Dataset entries

────────

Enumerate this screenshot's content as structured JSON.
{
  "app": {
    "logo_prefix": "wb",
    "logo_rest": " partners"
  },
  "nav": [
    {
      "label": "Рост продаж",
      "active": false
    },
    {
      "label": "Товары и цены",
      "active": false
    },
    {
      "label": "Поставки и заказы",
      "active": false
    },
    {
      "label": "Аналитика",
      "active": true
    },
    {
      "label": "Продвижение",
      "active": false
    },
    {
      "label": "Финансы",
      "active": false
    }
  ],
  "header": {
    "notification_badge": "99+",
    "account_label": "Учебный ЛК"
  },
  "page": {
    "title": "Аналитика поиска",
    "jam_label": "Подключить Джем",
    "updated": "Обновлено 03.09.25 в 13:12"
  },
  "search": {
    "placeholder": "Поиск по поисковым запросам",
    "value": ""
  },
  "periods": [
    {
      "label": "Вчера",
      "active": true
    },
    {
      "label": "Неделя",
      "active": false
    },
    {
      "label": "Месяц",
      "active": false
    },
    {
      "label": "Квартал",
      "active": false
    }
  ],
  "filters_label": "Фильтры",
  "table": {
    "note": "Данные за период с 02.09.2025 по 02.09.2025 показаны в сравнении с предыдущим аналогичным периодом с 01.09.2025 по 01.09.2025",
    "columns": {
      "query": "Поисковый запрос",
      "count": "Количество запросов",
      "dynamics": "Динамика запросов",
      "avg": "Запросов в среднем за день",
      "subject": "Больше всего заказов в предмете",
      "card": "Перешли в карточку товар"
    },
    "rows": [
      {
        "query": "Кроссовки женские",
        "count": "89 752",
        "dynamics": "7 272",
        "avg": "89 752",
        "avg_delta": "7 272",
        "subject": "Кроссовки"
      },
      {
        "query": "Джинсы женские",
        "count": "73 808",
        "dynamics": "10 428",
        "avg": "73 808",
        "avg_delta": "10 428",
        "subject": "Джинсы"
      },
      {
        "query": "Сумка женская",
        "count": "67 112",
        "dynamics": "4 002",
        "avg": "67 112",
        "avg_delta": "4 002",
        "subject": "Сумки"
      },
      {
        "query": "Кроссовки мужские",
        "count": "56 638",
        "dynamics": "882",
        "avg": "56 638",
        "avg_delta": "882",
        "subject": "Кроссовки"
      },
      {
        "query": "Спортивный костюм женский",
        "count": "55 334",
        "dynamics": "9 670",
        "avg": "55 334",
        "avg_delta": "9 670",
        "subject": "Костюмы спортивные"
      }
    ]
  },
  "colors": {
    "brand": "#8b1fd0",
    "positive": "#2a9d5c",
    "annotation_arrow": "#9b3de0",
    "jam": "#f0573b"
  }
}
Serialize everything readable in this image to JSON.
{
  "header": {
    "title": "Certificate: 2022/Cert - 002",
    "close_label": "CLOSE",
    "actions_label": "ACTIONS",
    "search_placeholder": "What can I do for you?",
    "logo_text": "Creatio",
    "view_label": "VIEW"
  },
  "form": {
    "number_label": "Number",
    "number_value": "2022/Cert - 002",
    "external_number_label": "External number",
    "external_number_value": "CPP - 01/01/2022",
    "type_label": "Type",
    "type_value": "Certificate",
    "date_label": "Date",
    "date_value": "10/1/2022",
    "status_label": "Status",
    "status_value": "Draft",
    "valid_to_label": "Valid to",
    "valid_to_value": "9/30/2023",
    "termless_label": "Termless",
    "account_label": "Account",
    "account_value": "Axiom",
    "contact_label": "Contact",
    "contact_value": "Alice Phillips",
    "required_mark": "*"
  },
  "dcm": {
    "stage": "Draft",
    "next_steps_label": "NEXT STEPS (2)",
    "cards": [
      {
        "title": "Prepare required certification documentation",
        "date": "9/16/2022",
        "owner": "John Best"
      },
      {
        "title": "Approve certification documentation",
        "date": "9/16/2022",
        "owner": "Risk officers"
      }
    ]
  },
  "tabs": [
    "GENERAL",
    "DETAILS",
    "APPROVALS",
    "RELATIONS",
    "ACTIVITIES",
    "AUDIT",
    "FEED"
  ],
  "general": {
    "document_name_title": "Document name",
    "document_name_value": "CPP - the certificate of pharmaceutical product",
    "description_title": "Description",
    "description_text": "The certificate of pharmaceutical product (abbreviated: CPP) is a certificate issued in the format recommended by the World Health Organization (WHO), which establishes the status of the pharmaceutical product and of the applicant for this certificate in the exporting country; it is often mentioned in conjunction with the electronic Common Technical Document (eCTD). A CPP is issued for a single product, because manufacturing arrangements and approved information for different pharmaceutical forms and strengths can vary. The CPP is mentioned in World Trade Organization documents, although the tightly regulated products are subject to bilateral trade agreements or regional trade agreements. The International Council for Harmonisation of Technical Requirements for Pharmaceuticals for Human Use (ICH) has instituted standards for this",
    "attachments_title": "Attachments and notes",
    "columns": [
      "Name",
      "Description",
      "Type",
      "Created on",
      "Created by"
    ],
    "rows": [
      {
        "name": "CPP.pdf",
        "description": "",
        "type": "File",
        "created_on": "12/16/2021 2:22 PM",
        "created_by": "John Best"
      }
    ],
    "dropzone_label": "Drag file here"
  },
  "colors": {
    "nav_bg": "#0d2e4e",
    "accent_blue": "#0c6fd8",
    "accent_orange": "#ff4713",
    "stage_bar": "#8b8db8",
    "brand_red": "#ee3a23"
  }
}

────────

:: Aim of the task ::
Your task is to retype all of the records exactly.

:: Exercise response ::
Enumerate this screenshot's content as structured JSON.
{
  "app": {
    "logo_prefix": "wb",
    "logo_rest": " partners"
  },
  "nav": [
    {
      "label": "Рост продаж",
      "active": false
    },
    {
      "label": "Товары и цены",
      "active": false
    },
    {
      "label": "Поставки и заказы",
      "active": false
    },
    {
      "label": "Аналитика",
      "active": true
    },
    {
      "label": "Продвижение",
      "active": false
    },
    {
      "label": "Финансы",
      "active": false
    }
  ],
  "header": {
    "notification_badge": "99+",
    "account_label": "Учебный ЛК"
  },
  "page": {
    "title": "Аналитика поиска",
    "jam_label": "Подключить Джем",
    "updated": "Обновлено 03.09.25 в 13:12"
  },
  "search": {
    "placeholder": "Поиск по поисковым запросам",
    "value": ""
  },
  "periods": [
    {
      "label": "Вчера",
      "active": true
    },
    {
      "label": "Неделя",
      "active": false
    },
    {
      "label": "Месяц",
      "active": false
    },
    {
      "label": "Квартал",
      "active": false
    }
  ],
  "filters_label": "Фильтры",
  "table": {
    "note": "Данные за период с 02.09.2025 по 02.09.2025 показаны в сравнении с предыдущим аналогичным периодом с 01.09.2025 по 01.09.2025",
    "columns": {
      "query": "Поисковый запрос",
      "count": "Количество запросов",
      "dynamics": "Динамика запросов",
      "avg": "Запросов в среднем за день",
      "subject": "Больше всего заказов в предмете",
      "card": "Перешли в карточку товар"
    },
    "rows": [
      {
        "query": "Кроссовки женские",
        "count": "89 752",
        "dynamics": "7 272",
        "avg": "89 752",
        "avg_delta": "7 272",
        "subject": "Кроссовки"
      },
      {
        "query": "Джинсы женские",
        "count": "73 808",
        "dynamics": "10 428",
        "avg": "73 808",
        "avg_delta": "10 428",
        "subject": "Джинсы"
      },
      {
        "query": "Сумка женская",
        "count": "67 112",
        "dynamics": "4 002",
        "avg": "67 112",
        "avg_delta": "4 002",
        "subject": "Сумки"
      },
      {
        "query": "Кроссовки мужские",
        "count": "56 638",
        "dynamics": "882",
        "avg": "56 638",
        "avg_delta": "882",
        "subject": "Кроссовки"
      },
      {
        "query": "Спортивный костюм женский",
        "count": "55 334",
        "dynamics": "9 670",
        "avg": "55 334",
        "avg_delta": "9 670",
        "subject": "Костюмы спортивные"
      }
    ]
  },
  "colors": {
    "brand": "#8b1fd0",
    "positive": "#2a9d5c",
    "annotation_arrow": "#9b3de0",
    "jam": "#f0573b"
  }
}
Serialize everything readable in this image to JSON.
{
  "header": {
    "title": "Certificate: 2022/Cert - 002",
    "close_label": "CLOSE",
    "actions_label": "ACTIONS",
    "search_placeholder": "What can I do for you?",
    "logo_text": "Creatio",
    "view_label": "VIEW"
  },
  "form": {
    "number_label": "Number",
    "number_value": "2022/Cert - 002",
    "external_number_label": "External number",
    "external_number_value": "CPP - 01/01/2022",
    "type_label": "Type",
    "type_value": "Certificate",
    "date_label": "Date",
    "date_value": "10/1/2022",
    "status_label": "Status",
    "status_value": "Draft",
    "valid_to_label": "Valid to",
    "valid_to_value": "9/30/2023",
    "termless_label": "Termless",
    "account_label": "Account",
    "account_value": "Axiom",
    "contact_label": "Contact",
    "contact_value": "Alice Phillips",
    "required_mark": "*"
  },
  "dcm": {
    "stage": "Draft",
    "next_steps_label": "NEXT STEPS (2)",
    "cards": [
      {
        "title": "Prepare required certification documentation",
        "date": "9/16/2022",
        "owner": "John Best"
      },
      {
        "title": "Approve certification documentation",
        "date": "9/16/2022",
        "owner": "Risk officers"
      }
    ]
  },
  "tabs": [
    "GENERAL",
    "DETAILS",
    "APPROVALS",
    "RELATIONS",
    "ACTIVITIES",
    "AUDIT",
    "FEED"
  ],
  "general": {
    "document_name_title": "Document name",
    "document_name_value": "CPP - the certificate of pharmaceutical product",
    "description_title": "Description",
    "description_text": "The certificate of pharmaceutical product (abbreviated: CPP) is a certificate issued in the format recommended by the World Health Organization (WHO), which establishes the status of the pharmaceutical product and of the applicant for this certificate in the exporting country; it is often mentioned in conjunction with the electronic Common Technical Document (eCTD). A CPP is issued for a single product, because manufacturing arrangements and approved information for different pharmaceutical forms and strengths can vary. The CPP is mentioned in World Trade Organization documents, although the tightly regulated products are subject to bilateral trade agreements or regional trade agreements. The International Council for Harmonisation of Technical Requirements for Pharmaceuticals for Human Use (ICH) has instituted standards for this",
    "attachments_title": "Attachments and notes",
    "columns": [
      "Name",
      "Description",
      "Type",
      "Created on",
      "Created by"
    ],
    "rows": [
      {
        "name": "CPP.pdf",
        "description": "",
        "type": "File",
        "created_on": "12/16/2021 2:22 PM",
        "created_by": "John Best"
      }
    ],
    "dropzone_label": "Drag file here"
  },
  "colors": {
    "nav_bg": "#0d2e4e",
    "accent_blue": "#0c6fd8",
    "accent_orange": "#ff4713",
    "stage_bar": "#8b8db8",
    "brand_red": "#ee3a23"
  }
}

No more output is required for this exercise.